------ DATA SUPPLIED ------

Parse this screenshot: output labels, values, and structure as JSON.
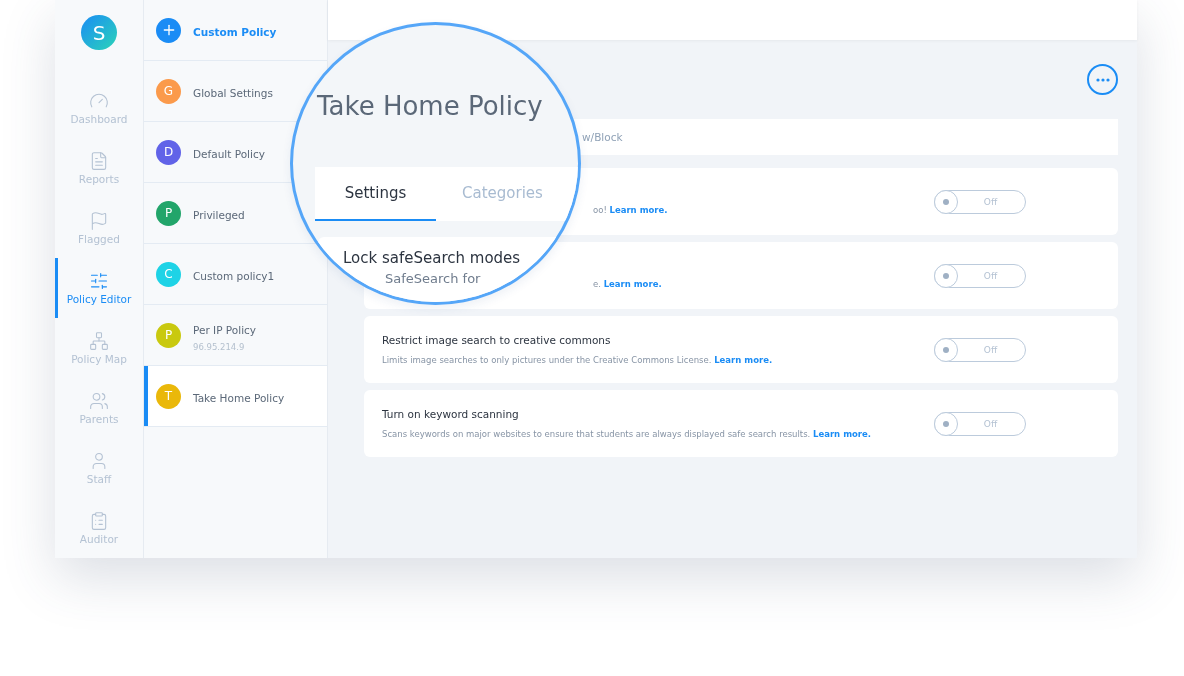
{
  "user_avatar": {
    "letter": "S"
  },
  "nav": [
    {
      "label": "Dashboard",
      "selected": false
    },
    {
      "label": "Reports",
      "selected": false
    },
    {
      "label": "Flagged",
      "selected": false
    },
    {
      "label": "Policy Editor",
      "selected": true
    },
    {
      "label": "Policy Map",
      "selected": false
    },
    {
      "label": "Parents",
      "selected": false
    },
    {
      "label": "Staff",
      "selected": false
    },
    {
      "label": "Auditor",
      "selected": false
    }
  ],
  "policies": [
    {
      "kind": "add",
      "label": "Custom Policy",
      "selected": false
    },
    {
      "kind": "policy",
      "letter": "G",
      "color": "#fb9a4b",
      "label": "Global Settings",
      "selected": false
    },
    {
      "kind": "policy",
      "letter": "D",
      "color": "#6163e8",
      "label": "Default Policy",
      "selected": false
    },
    {
      "kind": "policy",
      "letter": "P",
      "color": "#22a56a",
      "label": "Privileged",
      "selected": false
    },
    {
      "kind": "policy",
      "letter": "C",
      "color": "#1ed3e6",
      "label": "Custom policy1",
      "selected": false
    },
    {
      "kind": "policy",
      "letter": "P",
      "color": "#c9c90f",
      "label": "Per IP Policy",
      "sub": "96.95.214.9",
      "selected": false
    },
    {
      "kind": "policy",
      "letter": "T",
      "color": "#eab80a",
      "label": "Take Home Policy",
      "selected": true
    }
  ],
  "header_bar": {
    "text": "w/Block"
  },
  "cards": [
    {
      "description": "oo!",
      "link": "Learn more.",
      "toggle": {
        "on": false,
        "label": "Off"
      }
    },
    {
      "description": "e.",
      "link": "Learn more.",
      "toggle": {
        "on": false,
        "label": "Off"
      }
    },
    {
      "title": "Restrict image search to creative commons",
      "description": "Limits image searches to only pictures under the Creative Commons License.",
      "link": "Learn more.",
      "toggle": {
        "on": false,
        "label": "Off"
      }
    },
    {
      "title": "Turn on keyword scanning",
      "description": "Scans keywords on major websites to ensure that students are always displayed safe search results.",
      "link": "Learn more.",
      "toggle": {
        "on": false,
        "label": "Off"
      }
    }
  ],
  "magnifier": {
    "title": "Take Home Policy",
    "tabs": [
      {
        "label": "Settings",
        "selected": true
      },
      {
        "label": "Categories",
        "selected": false
      }
    ],
    "card_title": "Lock safeSearch modes",
    "card_subtitle": "SafeSearch for"
  }
}
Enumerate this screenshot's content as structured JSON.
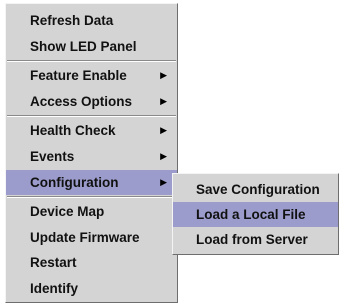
{
  "context_menu": {
    "groups": [
      [
        {
          "label": "Refresh Data",
          "submenu": false
        },
        {
          "label": "Show LED Panel",
          "submenu": false
        }
      ],
      [
        {
          "label": "Feature Enable",
          "submenu": true
        },
        {
          "label": "Access Options",
          "submenu": true
        }
      ],
      [
        {
          "label": "Health Check",
          "submenu": true
        },
        {
          "label": "Events",
          "submenu": true
        },
        {
          "label": "Configuration",
          "submenu": true,
          "highlighted": true
        }
      ],
      [
        {
          "label": "Device Map",
          "submenu": false
        },
        {
          "label": "Update Firmware",
          "submenu": false
        },
        {
          "label": "Restart",
          "submenu": false
        },
        {
          "label": "Identify",
          "submenu": false
        }
      ]
    ],
    "submenu_arrow_icon": "chevron-right-icon"
  },
  "configuration_submenu": {
    "items": [
      {
        "label": "Save Configuration"
      },
      {
        "label": "Load a Local File",
        "highlighted": true
      },
      {
        "label": "Load from Server"
      }
    ]
  },
  "colors": {
    "menu_background": "#d4d4d4",
    "highlight": "#9c9ccc",
    "text": "#111111"
  }
}
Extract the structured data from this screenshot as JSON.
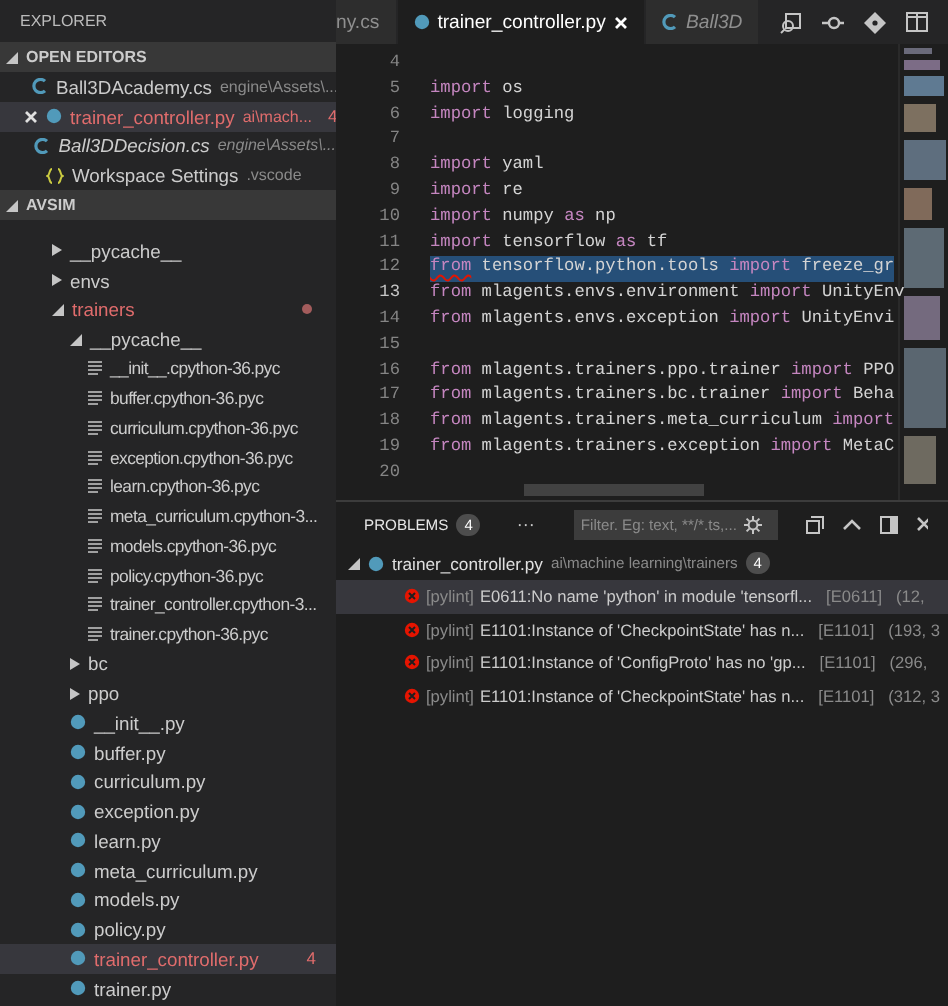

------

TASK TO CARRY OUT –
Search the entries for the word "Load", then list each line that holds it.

ANSWER TO THIS PROBLEM –
        "label": "Load a Local File",
        "label": "Load from Server"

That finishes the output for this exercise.